» Material for this task:

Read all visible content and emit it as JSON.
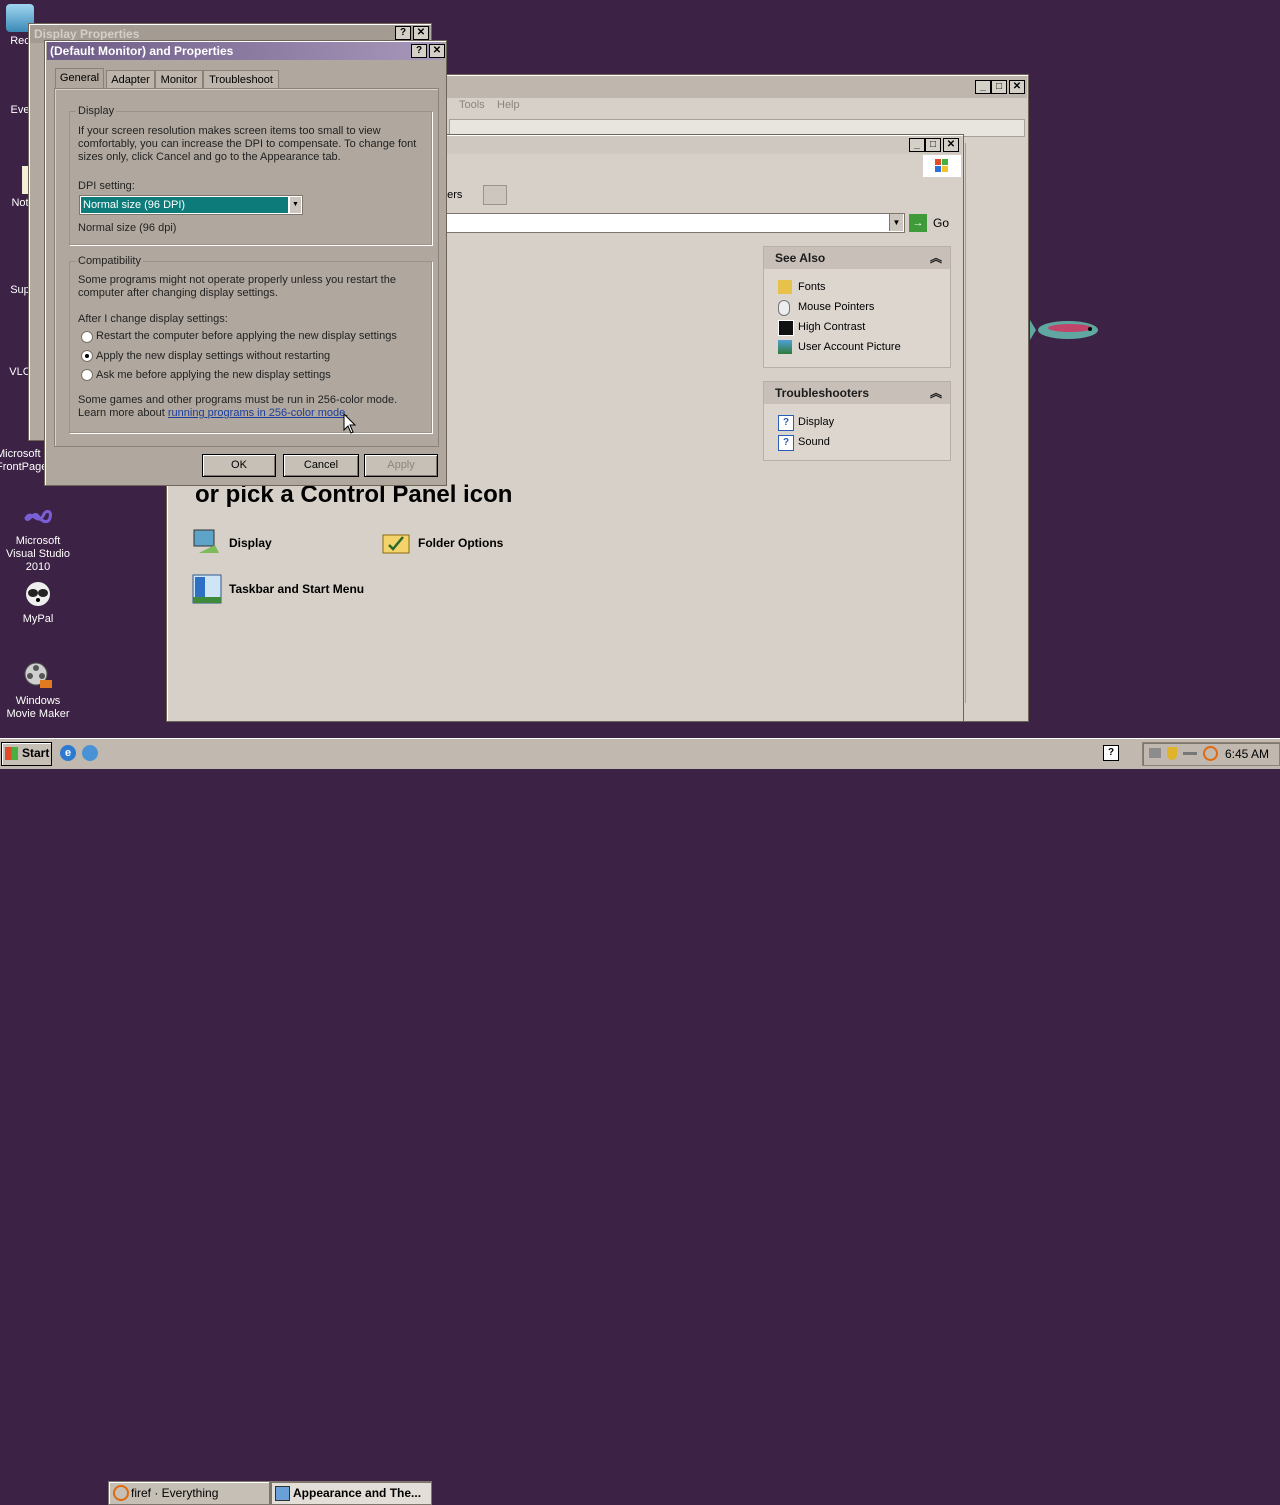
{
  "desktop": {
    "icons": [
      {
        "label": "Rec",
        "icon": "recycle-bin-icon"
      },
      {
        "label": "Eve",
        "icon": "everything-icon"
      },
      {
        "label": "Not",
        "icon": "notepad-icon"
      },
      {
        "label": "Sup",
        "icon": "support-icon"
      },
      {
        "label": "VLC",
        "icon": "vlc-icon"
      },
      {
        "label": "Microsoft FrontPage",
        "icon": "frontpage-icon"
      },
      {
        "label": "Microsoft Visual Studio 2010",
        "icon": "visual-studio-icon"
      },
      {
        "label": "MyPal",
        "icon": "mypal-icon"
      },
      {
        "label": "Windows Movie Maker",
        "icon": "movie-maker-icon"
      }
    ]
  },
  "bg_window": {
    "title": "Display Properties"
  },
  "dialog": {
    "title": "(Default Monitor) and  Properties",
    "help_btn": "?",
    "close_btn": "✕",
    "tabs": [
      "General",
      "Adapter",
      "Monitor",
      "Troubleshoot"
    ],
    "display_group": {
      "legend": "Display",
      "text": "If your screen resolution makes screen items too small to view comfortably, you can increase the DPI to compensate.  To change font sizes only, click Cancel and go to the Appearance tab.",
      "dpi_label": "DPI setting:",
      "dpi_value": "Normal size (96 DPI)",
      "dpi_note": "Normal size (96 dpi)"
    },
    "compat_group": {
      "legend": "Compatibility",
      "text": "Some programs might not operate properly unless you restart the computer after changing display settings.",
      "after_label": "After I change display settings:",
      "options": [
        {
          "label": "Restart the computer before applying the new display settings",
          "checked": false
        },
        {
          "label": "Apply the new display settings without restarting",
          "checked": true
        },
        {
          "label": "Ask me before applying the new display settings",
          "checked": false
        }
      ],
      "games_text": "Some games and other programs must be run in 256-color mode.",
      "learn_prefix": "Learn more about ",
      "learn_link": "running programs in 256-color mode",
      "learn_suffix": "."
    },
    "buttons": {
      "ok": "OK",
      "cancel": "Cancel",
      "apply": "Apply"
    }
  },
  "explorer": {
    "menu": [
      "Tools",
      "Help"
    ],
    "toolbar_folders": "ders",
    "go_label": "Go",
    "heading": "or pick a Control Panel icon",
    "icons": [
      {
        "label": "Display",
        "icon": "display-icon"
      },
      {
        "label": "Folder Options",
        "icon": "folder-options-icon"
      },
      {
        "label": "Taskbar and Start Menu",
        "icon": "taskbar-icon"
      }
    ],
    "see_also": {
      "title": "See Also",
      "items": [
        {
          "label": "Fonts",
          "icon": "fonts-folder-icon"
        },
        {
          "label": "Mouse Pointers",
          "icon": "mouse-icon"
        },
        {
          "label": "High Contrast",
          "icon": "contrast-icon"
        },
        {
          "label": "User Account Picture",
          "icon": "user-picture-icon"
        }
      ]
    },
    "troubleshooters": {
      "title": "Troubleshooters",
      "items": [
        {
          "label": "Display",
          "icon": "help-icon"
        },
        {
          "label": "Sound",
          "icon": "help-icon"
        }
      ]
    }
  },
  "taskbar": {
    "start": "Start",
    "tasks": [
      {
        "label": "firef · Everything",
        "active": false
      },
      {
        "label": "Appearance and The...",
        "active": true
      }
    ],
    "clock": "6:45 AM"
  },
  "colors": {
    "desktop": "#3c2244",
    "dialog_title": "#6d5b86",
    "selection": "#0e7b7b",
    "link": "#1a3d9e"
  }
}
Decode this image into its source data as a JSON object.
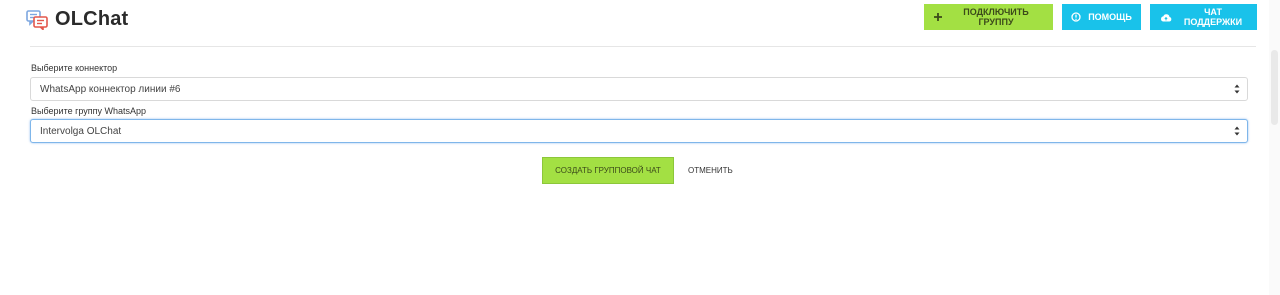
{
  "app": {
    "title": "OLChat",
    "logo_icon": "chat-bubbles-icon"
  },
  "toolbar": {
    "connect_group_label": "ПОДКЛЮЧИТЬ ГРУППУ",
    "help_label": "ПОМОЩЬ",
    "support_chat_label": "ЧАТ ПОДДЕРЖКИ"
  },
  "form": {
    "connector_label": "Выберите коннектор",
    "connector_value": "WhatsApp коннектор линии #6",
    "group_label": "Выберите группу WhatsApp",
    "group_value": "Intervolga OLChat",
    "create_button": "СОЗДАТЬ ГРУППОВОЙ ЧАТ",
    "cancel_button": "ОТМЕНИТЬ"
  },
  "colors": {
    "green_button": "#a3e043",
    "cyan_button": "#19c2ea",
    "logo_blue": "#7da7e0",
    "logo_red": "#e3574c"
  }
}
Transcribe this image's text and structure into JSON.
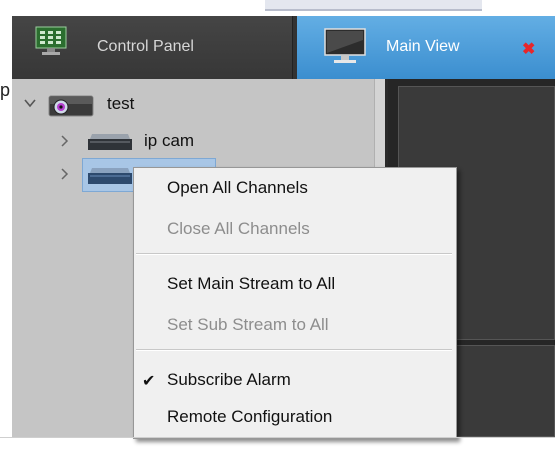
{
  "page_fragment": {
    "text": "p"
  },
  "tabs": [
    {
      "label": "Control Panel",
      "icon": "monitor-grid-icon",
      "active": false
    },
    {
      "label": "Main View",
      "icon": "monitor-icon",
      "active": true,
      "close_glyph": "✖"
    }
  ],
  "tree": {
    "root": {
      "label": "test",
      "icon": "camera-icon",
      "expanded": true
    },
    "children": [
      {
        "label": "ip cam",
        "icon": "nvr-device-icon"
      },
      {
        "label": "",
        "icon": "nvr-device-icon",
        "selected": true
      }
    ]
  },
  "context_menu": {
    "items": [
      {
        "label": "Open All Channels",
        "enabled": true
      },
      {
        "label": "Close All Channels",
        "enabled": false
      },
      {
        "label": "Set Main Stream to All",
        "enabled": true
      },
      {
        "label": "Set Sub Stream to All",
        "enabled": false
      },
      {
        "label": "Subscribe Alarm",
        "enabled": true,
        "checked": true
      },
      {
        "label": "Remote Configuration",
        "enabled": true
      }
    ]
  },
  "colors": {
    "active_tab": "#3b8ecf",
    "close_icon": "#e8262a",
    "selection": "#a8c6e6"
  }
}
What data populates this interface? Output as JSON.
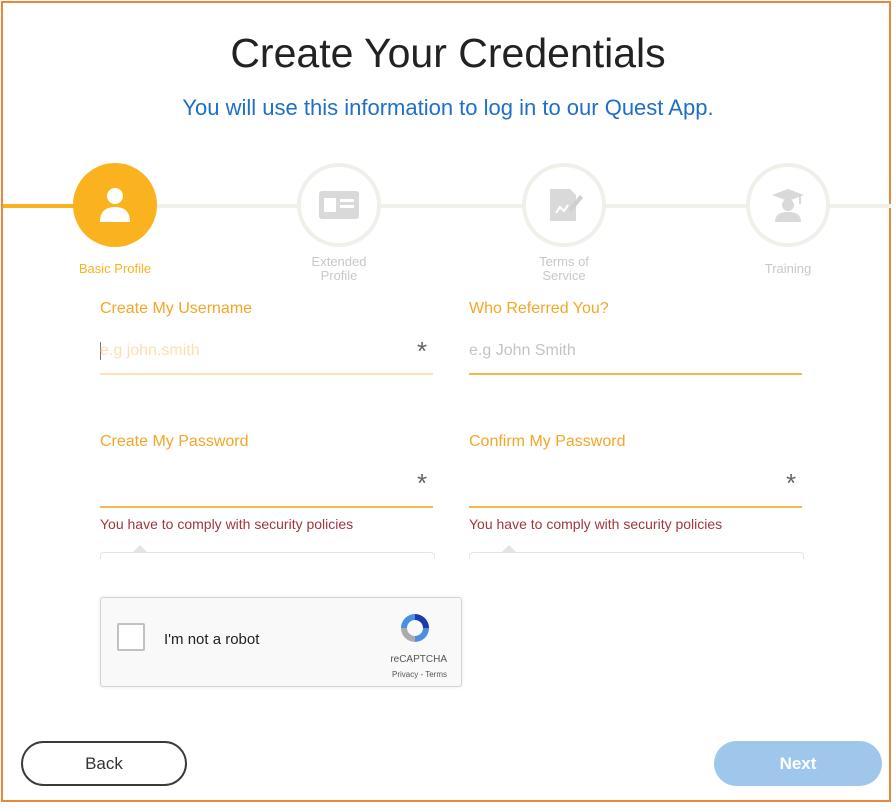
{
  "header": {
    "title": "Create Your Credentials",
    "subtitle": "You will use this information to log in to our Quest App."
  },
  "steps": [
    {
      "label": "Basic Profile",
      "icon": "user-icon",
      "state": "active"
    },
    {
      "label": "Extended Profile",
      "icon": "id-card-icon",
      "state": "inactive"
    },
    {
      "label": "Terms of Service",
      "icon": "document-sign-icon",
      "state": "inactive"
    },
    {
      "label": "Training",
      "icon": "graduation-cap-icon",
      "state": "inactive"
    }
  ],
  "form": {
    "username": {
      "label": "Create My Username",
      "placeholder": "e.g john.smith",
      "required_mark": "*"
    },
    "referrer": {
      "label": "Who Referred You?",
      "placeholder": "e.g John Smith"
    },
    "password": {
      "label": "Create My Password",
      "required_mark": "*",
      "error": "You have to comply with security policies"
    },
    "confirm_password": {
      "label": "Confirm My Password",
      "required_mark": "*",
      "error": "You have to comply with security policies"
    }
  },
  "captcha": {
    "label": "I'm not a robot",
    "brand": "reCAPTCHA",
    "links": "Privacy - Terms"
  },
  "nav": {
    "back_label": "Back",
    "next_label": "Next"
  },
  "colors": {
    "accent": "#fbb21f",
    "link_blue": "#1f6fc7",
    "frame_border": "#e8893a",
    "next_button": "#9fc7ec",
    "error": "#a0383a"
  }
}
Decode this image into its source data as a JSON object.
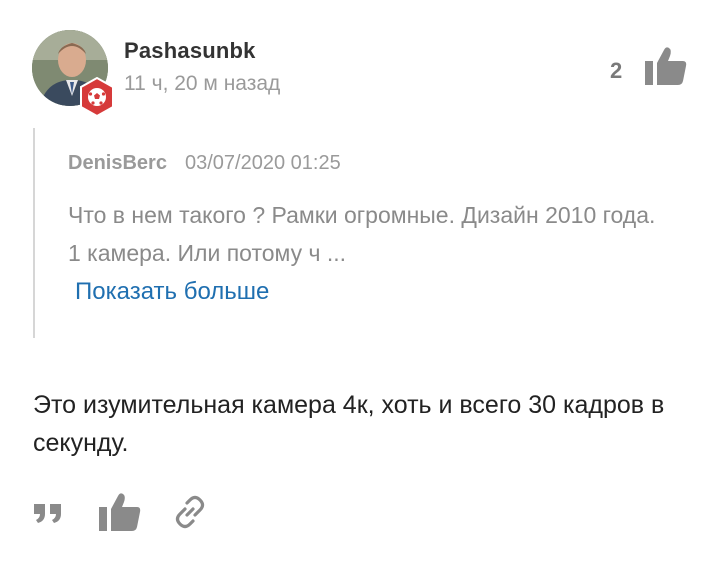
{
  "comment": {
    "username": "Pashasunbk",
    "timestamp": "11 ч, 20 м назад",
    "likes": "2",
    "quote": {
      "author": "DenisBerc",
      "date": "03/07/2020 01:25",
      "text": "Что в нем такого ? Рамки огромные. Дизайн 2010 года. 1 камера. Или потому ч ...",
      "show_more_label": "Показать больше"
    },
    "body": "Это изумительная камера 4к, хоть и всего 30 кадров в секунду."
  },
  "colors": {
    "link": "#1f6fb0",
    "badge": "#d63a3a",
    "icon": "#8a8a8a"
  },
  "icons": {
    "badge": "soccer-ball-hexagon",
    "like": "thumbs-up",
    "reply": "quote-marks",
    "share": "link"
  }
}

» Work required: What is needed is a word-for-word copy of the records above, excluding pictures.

» Response for this exercise:
Read all visible content and emit it as JSON.
{
  "desktop": {
    "icons": [
      {
        "label": "Rec",
        "icon": "recycle-bin-icon"
      },
      {
        "label": "Eve",
        "icon": "everything-icon"
      },
      {
        "label": "Not",
        "icon": "notepad-icon"
      },
      {
        "label": "Sup",
        "icon": "support-icon"
      },
      {
        "label": "VLC",
        "icon": "vlc-icon"
      },
      {
        "label": "Microsoft FrontPage",
        "icon": "frontpage-icon"
      },
      {
        "label": "Microsoft Visual Studio 2010",
        "icon": "visual-studio-icon"
      },
      {
        "label": "MyPal",
        "icon": "mypal-icon"
      },
      {
        "label": "Windows Movie Maker",
        "icon": "movie-maker-icon"
      }
    ]
  },
  "bg_window": {
    "title": "Display Properties"
  },
  "dialog": {
    "title": "(Default Monitor) and  Properties",
    "help_btn": "?",
    "close_btn": "✕",
    "tabs": [
      "General",
      "Adapter",
      "Monitor",
      "Troubleshoot"
    ],
    "display_group": {
      "legend": "Display",
      "text": "If your screen resolution makes screen items too small to view comfortably, you can increase the DPI to compensate.  To change font sizes only, click Cancel and go to the Appearance tab.",
      "dpi_label": "DPI setting:",
      "dpi_value": "Normal size (96 DPI)",
      "dpi_note": "Normal size (96 dpi)"
    },
    "compat_group": {
      "legend": "Compatibility",
      "text": "Some programs might not operate properly unless you restart the computer after changing display settings.",
      "after_label": "After I change display settings:",
      "options": [
        {
          "label": "Restart the computer before applying the new display settings",
          "checked": false
        },
        {
          "label": "Apply the new display settings without restarting",
          "checked": true
        },
        {
          "label": "Ask me before applying the new display settings",
          "checked": false
        }
      ],
      "games_text": "Some games and other programs must be run in 256-color mode.",
      "learn_prefix": "Learn more about ",
      "learn_link": "running programs in 256-color mode",
      "learn_suffix": "."
    },
    "buttons": {
      "ok": "OK",
      "cancel": "Cancel",
      "apply": "Apply"
    }
  },
  "explorer": {
    "menu": [
      "Tools",
      "Help"
    ],
    "toolbar_folders": "ders",
    "go_label": "Go",
    "heading": "or pick a Control Panel icon",
    "icons": [
      {
        "label": "Display",
        "icon": "display-icon"
      },
      {
        "label": "Folder Options",
        "icon": "folder-options-icon"
      },
      {
        "label": "Taskbar and Start Menu",
        "icon": "taskbar-icon"
      }
    ],
    "see_also": {
      "title": "See Also",
      "items": [
        {
          "label": "Fonts",
          "icon": "fonts-folder-icon"
        },
        {
          "label": "Mouse Pointers",
          "icon": "mouse-icon"
        },
        {
          "label": "High Contrast",
          "icon": "contrast-icon"
        },
        {
          "label": "User Account Picture",
          "icon": "user-picture-icon"
        }
      ]
    },
    "troubleshooters": {
      "title": "Troubleshooters",
      "items": [
        {
          "label": "Display",
          "icon": "help-icon"
        },
        {
          "label": "Sound",
          "icon": "help-icon"
        }
      ]
    }
  },
  "taskbar": {
    "start": "Start",
    "tasks": [
      {
        "label": "firef · Everything",
        "active": false
      },
      {
        "label": "Appearance and The...",
        "active": true
      }
    ],
    "clock": "6:45 AM"
  },
  "colors": {
    "desktop": "#3c2244",
    "dialog_title": "#6d5b86",
    "selection": "#0e7b7b",
    "link": "#1a3d9e"
  }
}
Decode this image into its source data as a JSON object.
{
  "app": {
    "title": "OLChat",
    "logo_icon": "chat-bubbles-icon"
  },
  "toolbar": {
    "connect_group_label": "ПОДКЛЮЧИТЬ ГРУППУ",
    "help_label": "ПОМОЩЬ",
    "support_chat_label": "ЧАТ ПОДДЕРЖКИ"
  },
  "form": {
    "connector_label": "Выберите коннектор",
    "connector_value": "WhatsApp коннектор линии #6",
    "group_label": "Выберите группу WhatsApp",
    "group_value": "Intervolga OLChat",
    "create_button": "СОЗДАТЬ ГРУППОВОЙ ЧАТ",
    "cancel_button": "ОТМЕНИТЬ"
  },
  "colors": {
    "green_button": "#a3e043",
    "cyan_button": "#19c2ea",
    "logo_blue": "#7da7e0",
    "logo_red": "#e3574c"
  }
}
Transcribe this image's text and structure into JSON.
{
  "page_fragment": {
    "text": "p"
  },
  "tabs": [
    {
      "label": "Control Panel",
      "icon": "monitor-grid-icon",
      "active": false
    },
    {
      "label": "Main View",
      "icon": "monitor-icon",
      "active": true,
      "close_glyph": "✖"
    }
  ],
  "tree": {
    "root": {
      "label": "test",
      "icon": "camera-icon",
      "expanded": true
    },
    "children": [
      {
        "label": "ip cam",
        "icon": "nvr-device-icon"
      },
      {
        "label": "",
        "icon": "nvr-device-icon",
        "selected": true
      }
    ]
  },
  "context_menu": {
    "items": [
      {
        "label": "Open All Channels",
        "enabled": true
      },
      {
        "label": "Close All Channels",
        "enabled": false
      },
      {
        "label": "Set Main Stream to All",
        "enabled": true
      },
      {
        "label": "Set Sub Stream to All",
        "enabled": false
      },
      {
        "label": "Subscribe Alarm",
        "enabled": true,
        "checked": true
      },
      {
        "label": "Remote Configuration",
        "enabled": true
      }
    ]
  },
  "colors": {
    "active_tab": "#3b8ecf",
    "close_icon": "#e8262a",
    "selection": "#a8c6e6"
  }
}
What data populates this interface? Output as JSON.
{
  "header": {
    "title": "Create Your Credentials",
    "subtitle": "You will use this information to log in to our Quest App."
  },
  "steps": [
    {
      "label": "Basic Profile",
      "icon": "user-icon",
      "state": "active"
    },
    {
      "label": "Extended Profile",
      "icon": "id-card-icon",
      "state": "inactive"
    },
    {
      "label": "Terms of Service",
      "icon": "document-sign-icon",
      "state": "inactive"
    },
    {
      "label": "Training",
      "icon": "graduation-cap-icon",
      "state": "inactive"
    }
  ],
  "form": {
    "username": {
      "label": "Create My Username",
      "placeholder": "e.g john.smith",
      "required_mark": "*"
    },
    "referrer": {
      "label": "Who Referred You?",
      "placeholder": "e.g John Smith"
    },
    "password": {
      "label": "Create My Password",
      "required_mark": "*",
      "error": "You have to comply with security policies"
    },
    "confirm_password": {
      "label": "Confirm My Password",
      "required_mark": "*",
      "error": "You have to comply with security policies"
    }
  },
  "captcha": {
    "label": "I'm not a robot",
    "brand": "reCAPTCHA",
    "links": "Privacy - Terms"
  },
  "nav": {
    "back_label": "Back",
    "next_label": "Next"
  },
  "colors": {
    "accent": "#fbb21f",
    "link_blue": "#1f6fc7",
    "frame_border": "#e8893a",
    "next_button": "#9fc7ec",
    "error": "#a0383a"
  }
}
Decode this image into its source data as a JSON object.
{
  "comment": {
    "username": "Pashasunbk",
    "timestamp": "11 ч, 20 м назад",
    "likes": "2",
    "quote": {
      "author": "DenisBerc",
      "date": "03/07/2020 01:25",
      "text": "Что в нем такого ? Рамки огромные. Дизайн 2010 года. 1 камера. Или потому ч ...",
      "show_more_label": "Показать больше"
    },
    "body": "Это изумительная камера 4к, хоть и всего 30 кадров в секунду."
  },
  "colors": {
    "link": "#1f6fb0",
    "badge": "#d63a3a",
    "icon": "#8a8a8a"
  },
  "icons": {
    "badge": "soccer-ball-hexagon",
    "like": "thumbs-up",
    "reply": "quote-marks",
    "share": "link"
  }
}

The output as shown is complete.